"In 2004 one of the Founders of the Oregon Chapter explained what she and four other women hoped to start in Oregon and SW Washington. I was invited to a tea where women from the Seattle Chapter explained the ARCS Mission. I was immediately hooked on ARCS, its mission of supporting graduate level students, and the women involved . . . many of whom have become good friends! Being a member of ARCS has been more rewarding than I had ever anticipated."
Taylor Mighell, NGP Graduate Student, Presented with C.W. Cotterman Award
Taylor Mighell, NGP graduate student in Brian O'Roak's lab, was presented with C.W. Cotterman Award at the American Society of Human Genetics meeting in October. His donors are Susan and George Swindells.
Nate Yoder's Paper Published in Nature, International Journal of Science
Congratulations to NGP student, Nate Yoder on his new paper in Nature! For the first time, researchers in the Vollum Institute have determined the atomic structure of an acid-sensing ion channel (ASIC) in a resting state at high pH. His donor is the Bechen Family Foundation.
Elizabeth Holzenthal Receives Prestigious NSF Graduate Fellowship
Congratulations to OSU College of Engineering, ARCS scholar Elizabeth Holzenthal, School of Civil and Construction Engineering, coastal and ocean engineering. Elizabeth was recently named a recipient of an NSF Graduate Fellowship, (GRFP). Elizabeth, a first year scholar, is working on a project aimed at contributing to the development of a new generation of natural hazard engineering. Her donors are Diane and Dick Alexander.
Kevin Watanabe-Smith Wins Statewide 3MT Competition
ARCS Scholar Kevin Watanabe-Smith, who studies cancer biology in Dr. Brian Druker's lab, took first place at the state's Three Minute Thesis (3MT) competition.

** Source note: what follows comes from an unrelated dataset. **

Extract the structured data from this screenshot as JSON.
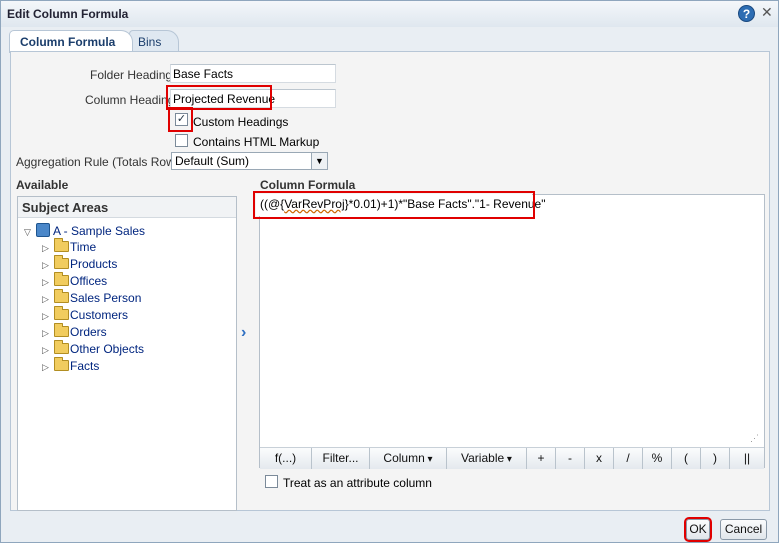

Kevin was sponsored by the Allan Price Memorial ARCS Award.
ARCS Scholar Danielle Robinson Awarded 2016 Mozilla Fellowship for Science
Danielle Robinson, Ph.D. candidate in the OHSU School of Medicine Neuroscience Graduate Program, is one of four fellows selected worldwide to receive the Mozilla Fellowship for Science.
Her donors are Ellen and Mark Richardson.